Excerpts from an interface dataset:

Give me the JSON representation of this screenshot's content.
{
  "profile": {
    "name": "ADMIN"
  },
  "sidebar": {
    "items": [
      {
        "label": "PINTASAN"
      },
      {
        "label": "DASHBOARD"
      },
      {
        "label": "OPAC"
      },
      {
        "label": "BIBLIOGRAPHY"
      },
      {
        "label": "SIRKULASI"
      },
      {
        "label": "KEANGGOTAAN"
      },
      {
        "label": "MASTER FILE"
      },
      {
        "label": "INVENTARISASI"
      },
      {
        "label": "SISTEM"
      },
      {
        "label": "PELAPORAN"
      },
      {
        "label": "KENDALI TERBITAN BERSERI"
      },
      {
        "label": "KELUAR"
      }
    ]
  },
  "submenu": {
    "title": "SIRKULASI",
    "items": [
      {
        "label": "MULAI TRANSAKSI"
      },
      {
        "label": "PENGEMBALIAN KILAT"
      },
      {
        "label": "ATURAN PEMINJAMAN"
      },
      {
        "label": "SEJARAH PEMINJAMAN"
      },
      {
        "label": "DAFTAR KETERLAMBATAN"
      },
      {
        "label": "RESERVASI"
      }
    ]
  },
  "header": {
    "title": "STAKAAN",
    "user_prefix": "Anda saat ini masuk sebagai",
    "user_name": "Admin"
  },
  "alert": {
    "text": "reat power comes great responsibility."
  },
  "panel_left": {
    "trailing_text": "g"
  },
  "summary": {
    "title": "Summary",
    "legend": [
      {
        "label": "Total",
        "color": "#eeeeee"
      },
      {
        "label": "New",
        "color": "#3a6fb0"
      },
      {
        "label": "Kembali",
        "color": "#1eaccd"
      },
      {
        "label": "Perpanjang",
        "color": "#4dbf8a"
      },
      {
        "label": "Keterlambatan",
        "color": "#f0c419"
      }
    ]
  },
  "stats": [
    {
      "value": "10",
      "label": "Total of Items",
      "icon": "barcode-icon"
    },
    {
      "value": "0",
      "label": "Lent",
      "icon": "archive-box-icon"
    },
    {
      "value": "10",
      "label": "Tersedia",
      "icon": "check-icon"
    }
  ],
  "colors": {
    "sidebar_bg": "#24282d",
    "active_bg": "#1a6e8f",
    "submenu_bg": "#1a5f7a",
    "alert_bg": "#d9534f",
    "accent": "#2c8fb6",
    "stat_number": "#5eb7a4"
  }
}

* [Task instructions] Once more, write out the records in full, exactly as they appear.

* [Solution to the problem]
Give me the JSON representation of this screenshot's content.
{
  "profile": {
    "name": "ADMIN"
  },
  "sidebar": {
    "items": [
      {
        "label": "PINTASAN"
      },
      {
        "label": "DASHBOARD"
      },
      {
        "label": "OPAC"
      },
      {
        "label": "BIBLIOGRAPHY"
      },
      {
        "label": "SIRKULASI"
      },
      {
        "label": "KEANGGOTAAN"
      },
      {
        "label": "MASTER FILE"
      },
      {
        "label": "INVENTARISASI"
      },
      {
        "label": "SISTEM"
      },
      {
        "label": "PELAPORAN"
      },
      {
        "label": "KENDALI TERBITAN BERSERI"
      },
      {
        "label": "KELUAR"
      }
    ]
  },
  "submenu": {
    "title": "SIRKULASI",
    "items": [
      {
        "label": "MULAI TRANSAKSI"
      },
      {
        "label": "PENGEMBALIAN KILAT"
      },
      {
        "label": "ATURAN PEMINJAMAN"
      },
      {
        "label": "SEJARAH PEMINJAMAN"
      },
      {
        "label": "DAFTAR KETERLAMBATAN"
      },
      {
        "label": "RESERVASI"
      }
    ]
  },
  "header": {
    "title": "STAKAAN",
    "user_prefix": "Anda saat ini masuk sebagai",
    "user_name": "Admin"
  },
  "alert": {
    "text": "reat power comes great responsibility."
  },
  "panel_left": {
    "trailing_text": "g"
  },
  "summary": {
    "title": "Summary",
    "legend": [
      {
        "label": "Total",
        "color": "#eeeeee"
      },
      {
        "label": "New",
        "color": "#3a6fb0"
      },
      {
        "label": "Kembali",
        "color": "#1eaccd"
      },
      {
        "label": "Perpanjang",
        "color": "#4dbf8a"
      },
      {
        "label": "Keterlambatan",
        "color": "#f0c419"
      }
    ]
  },
  "stats": [
    {
      "value": "10",
      "label": "Total of Items",
      "icon": "barcode-icon"
    },
    {
      "value": "0",
      "label": "Lent",
      "icon": "archive-box-icon"
    },
    {
      "value": "10",
      "label": "Tersedia",
      "icon": "check-icon"
    }
  ],
  "colors": {
    "sidebar_bg": "#24282d",
    "active_bg": "#1a6e8f",
    "submenu_bg": "#1a5f7a",
    "alert_bg": "#d9534f",
    "accent": "#2c8fb6",
    "stat_number": "#5eb7a4"
  }
}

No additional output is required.